Have at least one picture. The word on the street is that imagery creates and nurtures engagement, but Kagan and the team put numbers to it. Average shares for articles on Facebook with images is 64.9 versus 28 for articles without. On Twitter, the articles with thumbnails 20.36 versus 9.67.

Be controversial. As Noah put it, “Have an opinion…being controversial may divide the crowds, but those who agree with you are more likely to share your content.”

Step 4: Write a headline that is irresistible to click

Once your content is written it’s time to write a headline that represents it. Just like your content serves a specific purpose of being effectively shareworthy, your headline needs to be effectivelyclickworthy,for the process an article takes to become viral is several recurring instances of clicks and shares.

How to write a clickworthy headline? By presenting your reader with a curiosity gap and then pushing them to cross the bridge to satisfy it. This is similar to the feeling you get when your friends start laughing near by you and you can’t help but ask what’s funny. Asking what’s funny to find out what the joke is is crossing the bridge just as clicking a headline to learn what the post has to say is crossing the bridge.

Here are some key pointers:

Numbered list articles are easy to read due to format and make it easier for the reader to commit to crossing the bridge, knowing they won’t have to dig and scan the whole post for the main point they’re searching for.

Extreme adjectives help promise the readers the sense of awe, amusement, or laughter that compels them to share, which will in turn promise them it will be worth the click to read–for an article worth sharing must be an article worth reading to begin with.

Negative wording gives the reader a sense of urgency that positive wording neglects.


“A Few Reasons You Should Eat Fewer Avocados”


“10 Stunning Facts About Avocados. Hint: They’re Actually Killing You”


The first example is surprising simply because it states a controversial claim (a false one, mind you). Otherwise it’s ambiguous and mild in nature. Whereas the second one uses a specific list, an extreme adjective–“stunning”–and negative wording–”Avoid” and “They’re killing you”. Which one would you rather click?

A warning: if you’re going to present an extreme claim, make sure the article backs it up. This is why you write headlines that are representing your article and not the other way around. You don’t want to gain a rep for lacking in quality due to empty clickbait.

Step 5: Deliver your post to influencers to share for you

By the time you make it to the step you have a fully formed shareworthy post with an extremely clickworthy headline about a topic that’s already trending. Furthermore you have influencers’ expert opinions imbedded in your article to add quality and value. Now it’s time to present the article to the influencer and let the finished product speak for itself.

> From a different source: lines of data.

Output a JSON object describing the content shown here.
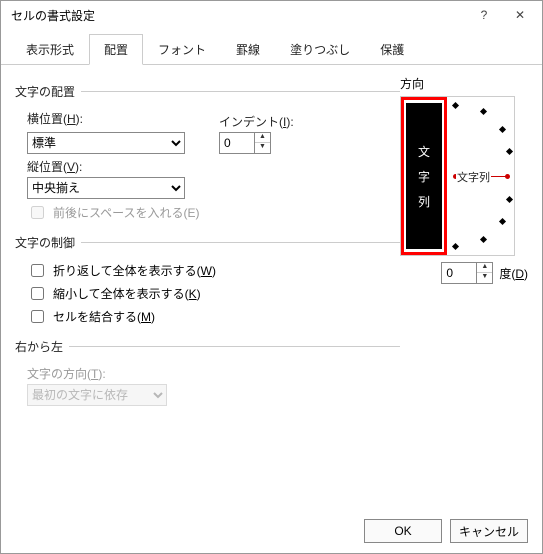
{
  "title": "セルの書式設定",
  "tabs": [
    "表示形式",
    "配置",
    "フォント",
    "罫線",
    "塗りつぶし",
    "保護"
  ],
  "active_tab_index": 1,
  "alignment": {
    "group_label": "文字の配置",
    "horizontal_label_prefix": "横位置(",
    "horizontal_label_u": "H",
    "horizontal_label_suffix": "):",
    "horizontal_value": "標準",
    "indent_label_prefix": "インデント(",
    "indent_label_u": "I",
    "indent_label_suffix": "):",
    "indent_value": "0",
    "vertical_label_prefix": "縦位置(",
    "vertical_label_u": "V",
    "vertical_label_suffix": "):",
    "vertical_value": "中央揃え",
    "space_label": "前後にスペースを入れる(E)"
  },
  "control": {
    "group_label": "文字の制御",
    "wrap_prefix": "折り返して全体を表示する(",
    "wrap_u": "W",
    "wrap_suffix": ")",
    "shrink_prefix": "縮小して全体を表示する(",
    "shrink_u": "K",
    "shrink_suffix": ")",
    "merge_prefix": "セルを結合する(",
    "merge_u": "M",
    "merge_suffix": ")"
  },
  "rtl": {
    "group_label": "右から左",
    "dir_label_prefix": "文字の方向(",
    "dir_label_u": "T",
    "dir_label_suffix": "):",
    "dir_value": "最初の文字に依存"
  },
  "orientation": {
    "label": "方向",
    "stack_char1": "文",
    "stack_char2": "字",
    "stack_char3": "列",
    "dial_label": "文字列",
    "degree_value": "0",
    "degree_unit_prefix": "度(",
    "degree_unit_u": "D",
    "degree_unit_suffix": ")"
  },
  "buttons": {
    "ok": "OK",
    "cancel": "キャンセル"
  }
}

Influencers are people, which means they’ll be triggered to click and share for the same reasons as everyone else. They have the additional benefit of sharing to help get their own opinion out there to present more value to their readers–since its in your article. So generally all you have to do is let them know it’s published, encourage them to read it, and thank them for their input.

However, if 24 hours passes and they don’t share the article on their feeds, feel free to ask them for a share outright, or otherwise strike up a conversation with them on Twitter asking them what they thought of the final article. Getting the link to your blog post on their feeds is the end goal, and there are several ways to achieve that. All you’ve got to do is figure out which way works for you.

Now that you know how to actually get a blog post to spread and gain traction–stop slaving away post after post just to feel unfulfilled and unnoticed. Start writing the right posts and connecting with the right people. Be compelling, have an opinion, and create a network in your niche that works to your benefit.

This post is to level the playing field. Incredible stories are being told, and priceless advice is being given that no one is seeing because aspiring and new bloggers don’t know how to be heard. Use this system step by step with each post you create and watch the game change for you. Watch it change for us all.